Start of Block

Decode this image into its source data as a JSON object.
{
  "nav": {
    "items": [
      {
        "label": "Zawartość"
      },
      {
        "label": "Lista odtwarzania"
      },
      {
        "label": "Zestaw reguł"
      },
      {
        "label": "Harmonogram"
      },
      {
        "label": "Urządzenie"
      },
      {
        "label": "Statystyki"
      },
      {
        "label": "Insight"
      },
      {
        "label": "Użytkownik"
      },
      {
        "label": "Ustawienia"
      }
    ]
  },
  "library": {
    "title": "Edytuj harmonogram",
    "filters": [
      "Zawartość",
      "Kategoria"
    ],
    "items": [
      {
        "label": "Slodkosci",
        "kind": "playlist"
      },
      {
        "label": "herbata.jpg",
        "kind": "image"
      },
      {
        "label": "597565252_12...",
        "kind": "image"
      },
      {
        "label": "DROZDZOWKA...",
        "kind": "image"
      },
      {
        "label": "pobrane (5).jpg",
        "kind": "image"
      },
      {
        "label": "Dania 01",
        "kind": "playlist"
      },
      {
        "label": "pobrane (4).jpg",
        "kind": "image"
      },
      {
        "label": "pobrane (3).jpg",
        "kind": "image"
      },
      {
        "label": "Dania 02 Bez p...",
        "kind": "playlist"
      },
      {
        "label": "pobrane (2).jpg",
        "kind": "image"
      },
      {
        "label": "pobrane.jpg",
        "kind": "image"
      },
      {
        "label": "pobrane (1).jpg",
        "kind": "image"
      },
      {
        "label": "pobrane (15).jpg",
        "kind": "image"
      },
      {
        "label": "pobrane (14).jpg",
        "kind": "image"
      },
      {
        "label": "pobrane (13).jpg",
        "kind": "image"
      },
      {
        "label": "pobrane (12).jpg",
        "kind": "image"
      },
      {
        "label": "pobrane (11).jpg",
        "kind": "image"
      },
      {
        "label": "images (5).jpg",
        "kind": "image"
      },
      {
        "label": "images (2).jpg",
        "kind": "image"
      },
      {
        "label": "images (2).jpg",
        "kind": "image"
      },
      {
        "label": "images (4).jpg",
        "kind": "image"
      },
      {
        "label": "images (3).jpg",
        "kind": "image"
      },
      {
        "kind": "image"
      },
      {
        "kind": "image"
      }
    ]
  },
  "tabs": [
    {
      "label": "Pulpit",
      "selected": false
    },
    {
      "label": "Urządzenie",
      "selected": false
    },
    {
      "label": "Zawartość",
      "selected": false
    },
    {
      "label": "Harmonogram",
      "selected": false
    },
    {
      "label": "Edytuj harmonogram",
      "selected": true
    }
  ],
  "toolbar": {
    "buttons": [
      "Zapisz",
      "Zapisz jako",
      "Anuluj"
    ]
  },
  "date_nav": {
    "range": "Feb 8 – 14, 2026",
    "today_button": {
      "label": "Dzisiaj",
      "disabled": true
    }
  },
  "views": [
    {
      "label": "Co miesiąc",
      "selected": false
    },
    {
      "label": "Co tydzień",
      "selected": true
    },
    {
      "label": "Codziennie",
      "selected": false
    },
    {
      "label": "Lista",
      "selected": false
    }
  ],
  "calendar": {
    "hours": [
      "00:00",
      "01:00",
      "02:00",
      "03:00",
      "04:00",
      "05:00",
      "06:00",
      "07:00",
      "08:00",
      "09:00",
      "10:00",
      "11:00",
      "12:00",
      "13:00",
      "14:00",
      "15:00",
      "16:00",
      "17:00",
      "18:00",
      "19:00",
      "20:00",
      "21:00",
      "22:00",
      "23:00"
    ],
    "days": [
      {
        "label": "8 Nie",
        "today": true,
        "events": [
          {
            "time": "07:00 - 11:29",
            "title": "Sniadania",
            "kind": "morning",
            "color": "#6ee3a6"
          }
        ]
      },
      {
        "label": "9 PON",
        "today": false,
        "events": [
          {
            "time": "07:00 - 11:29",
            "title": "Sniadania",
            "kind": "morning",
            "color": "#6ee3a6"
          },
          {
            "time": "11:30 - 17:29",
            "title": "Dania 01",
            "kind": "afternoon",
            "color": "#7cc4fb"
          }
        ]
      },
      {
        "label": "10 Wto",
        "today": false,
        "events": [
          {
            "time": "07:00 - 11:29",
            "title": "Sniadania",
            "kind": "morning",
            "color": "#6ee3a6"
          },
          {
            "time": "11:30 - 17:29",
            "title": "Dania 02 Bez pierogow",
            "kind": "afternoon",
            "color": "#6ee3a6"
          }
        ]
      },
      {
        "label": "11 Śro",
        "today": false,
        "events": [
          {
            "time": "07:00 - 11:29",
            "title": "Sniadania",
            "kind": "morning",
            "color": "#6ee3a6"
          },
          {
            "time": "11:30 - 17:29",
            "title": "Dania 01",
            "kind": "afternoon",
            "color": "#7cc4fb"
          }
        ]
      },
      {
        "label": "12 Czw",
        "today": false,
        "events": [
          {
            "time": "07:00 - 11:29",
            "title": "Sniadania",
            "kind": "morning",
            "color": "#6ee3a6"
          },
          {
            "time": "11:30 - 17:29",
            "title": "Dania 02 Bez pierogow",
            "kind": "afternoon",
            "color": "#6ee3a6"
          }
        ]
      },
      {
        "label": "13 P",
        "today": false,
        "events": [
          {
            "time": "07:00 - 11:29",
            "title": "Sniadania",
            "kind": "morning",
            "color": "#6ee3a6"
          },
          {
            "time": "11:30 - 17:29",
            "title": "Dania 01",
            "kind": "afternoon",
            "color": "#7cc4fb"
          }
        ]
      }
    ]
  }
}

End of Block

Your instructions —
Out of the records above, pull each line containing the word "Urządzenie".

Task result —
        "label": "Urządzenie"
      "label": "Urządzenie",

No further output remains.